To hope, to care, to love. We have all experienced these powerful, fundamental feelings. They help define what it is to be human. These important elements of a fulfilling human life are experienced by religious and nonreligious people alike.
There are some common myths about the nonreligious—atheists, agnostics, and secular humanists. One popular myth is that the nonreligious are immoral, or at least that they can’t be relied upon to be as good as those with religious beliefs. If you know any nonreligious people (and almost everyone does—see below), you already know this is not true. Human decency does not depend on religious belief. There are good believers and good nonbelievers; there are wicked believers and wicked nonbelievers. You can’t predict a person’s moral character just from knowing his or her metaphysical beliefs.
Another prevalent myth is that the lives of the nonreligious are empty, meaningless, and dominated by despair. This, too, is false. The nonreligious experience the same range of emotions, sentiments, and sensations as the religious. They are joyful and sad; they feel sympathy and disgust; they experience pain and pleasure. They have aspirations; they are concerned about others. They love and are loved.
One reason this myth persists is many religious believers see their god or their faith as the basis for emotions such as hope, caring, and love. We don’t deny that the religious may find inspiration in their beliefs—but our religious friends should not presume that accepting their beliefs is necessary for a fulfilling life.
We who are nonreligious lead meaningful lives without reliance on the supernatural. Moreover, we believe anyone can find meaning in a life that is human-centered and focused on the here and now instead of the hereafter.
Some people have parted ways with traditional god beliefs intellectually but hesitate to give up their faith because they’re afraid of what life might be like without the beliefs and practices they have found so comforting. They’ve heard myths about the nonreligious, and they may think these myths are all they have to go on.

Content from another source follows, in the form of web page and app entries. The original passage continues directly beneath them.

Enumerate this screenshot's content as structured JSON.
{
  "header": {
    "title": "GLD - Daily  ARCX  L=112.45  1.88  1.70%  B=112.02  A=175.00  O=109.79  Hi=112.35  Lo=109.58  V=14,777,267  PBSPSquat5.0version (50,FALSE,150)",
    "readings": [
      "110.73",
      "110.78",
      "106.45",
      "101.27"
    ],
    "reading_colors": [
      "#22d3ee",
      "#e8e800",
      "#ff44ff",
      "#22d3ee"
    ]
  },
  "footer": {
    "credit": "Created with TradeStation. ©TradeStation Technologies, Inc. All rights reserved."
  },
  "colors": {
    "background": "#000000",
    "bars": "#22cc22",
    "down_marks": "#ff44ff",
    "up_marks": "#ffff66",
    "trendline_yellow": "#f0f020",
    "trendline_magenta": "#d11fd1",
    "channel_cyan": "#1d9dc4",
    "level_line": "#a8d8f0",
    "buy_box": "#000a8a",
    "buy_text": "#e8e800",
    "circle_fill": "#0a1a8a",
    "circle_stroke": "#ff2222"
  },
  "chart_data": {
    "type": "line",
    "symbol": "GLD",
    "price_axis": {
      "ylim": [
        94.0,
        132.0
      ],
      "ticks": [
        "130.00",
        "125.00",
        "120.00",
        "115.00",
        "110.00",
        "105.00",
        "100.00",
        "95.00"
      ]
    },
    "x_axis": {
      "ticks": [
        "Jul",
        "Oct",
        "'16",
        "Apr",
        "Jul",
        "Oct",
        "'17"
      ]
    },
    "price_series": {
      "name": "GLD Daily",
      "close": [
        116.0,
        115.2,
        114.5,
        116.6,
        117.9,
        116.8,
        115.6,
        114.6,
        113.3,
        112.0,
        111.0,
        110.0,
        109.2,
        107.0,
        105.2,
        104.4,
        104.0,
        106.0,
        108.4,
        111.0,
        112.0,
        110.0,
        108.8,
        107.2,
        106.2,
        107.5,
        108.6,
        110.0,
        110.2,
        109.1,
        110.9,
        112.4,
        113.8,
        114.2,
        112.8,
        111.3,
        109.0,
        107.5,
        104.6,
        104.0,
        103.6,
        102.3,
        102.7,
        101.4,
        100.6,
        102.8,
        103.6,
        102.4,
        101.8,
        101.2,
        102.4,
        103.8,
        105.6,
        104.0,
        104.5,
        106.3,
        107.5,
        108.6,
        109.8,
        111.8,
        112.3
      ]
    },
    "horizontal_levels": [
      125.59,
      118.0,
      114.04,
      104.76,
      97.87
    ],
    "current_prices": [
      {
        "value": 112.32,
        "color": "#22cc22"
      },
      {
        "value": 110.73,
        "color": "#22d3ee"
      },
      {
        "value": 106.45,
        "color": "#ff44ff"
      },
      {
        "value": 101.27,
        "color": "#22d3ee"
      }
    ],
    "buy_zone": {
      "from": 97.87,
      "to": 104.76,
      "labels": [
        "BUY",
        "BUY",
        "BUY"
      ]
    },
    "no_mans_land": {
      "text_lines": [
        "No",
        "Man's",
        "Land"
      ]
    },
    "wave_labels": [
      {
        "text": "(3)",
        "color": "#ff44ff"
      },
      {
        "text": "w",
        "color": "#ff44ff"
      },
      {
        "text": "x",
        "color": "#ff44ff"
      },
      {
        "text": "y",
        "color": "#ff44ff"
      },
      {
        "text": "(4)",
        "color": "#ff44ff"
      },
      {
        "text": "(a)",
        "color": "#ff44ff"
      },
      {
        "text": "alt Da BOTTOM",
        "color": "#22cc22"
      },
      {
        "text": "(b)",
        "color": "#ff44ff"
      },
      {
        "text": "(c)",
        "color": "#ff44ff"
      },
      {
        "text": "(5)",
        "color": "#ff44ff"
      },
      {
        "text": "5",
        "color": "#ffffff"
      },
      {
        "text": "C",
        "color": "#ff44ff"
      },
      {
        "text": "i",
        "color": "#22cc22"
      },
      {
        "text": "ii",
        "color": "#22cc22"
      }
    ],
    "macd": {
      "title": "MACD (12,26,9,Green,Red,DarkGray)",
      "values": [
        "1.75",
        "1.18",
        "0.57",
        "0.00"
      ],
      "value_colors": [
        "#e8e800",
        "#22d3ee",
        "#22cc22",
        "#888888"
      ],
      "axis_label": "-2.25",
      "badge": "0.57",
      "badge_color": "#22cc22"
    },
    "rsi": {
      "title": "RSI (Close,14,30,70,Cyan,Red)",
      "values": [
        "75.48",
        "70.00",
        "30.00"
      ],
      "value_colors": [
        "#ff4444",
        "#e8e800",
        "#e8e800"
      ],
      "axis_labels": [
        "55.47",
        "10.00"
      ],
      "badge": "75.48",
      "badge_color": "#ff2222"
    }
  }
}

But today, one American out of every six has no religious affiliation. You almost certainly have friends, acquaintances, and colleagues—even family members—who already live without religion. If you’ve asked tough questions about your faith and aren’t sure where to go next, we invite you to consider how many people have already found that living without religion provides a foundation for a life that is rich, rewarding, and complete.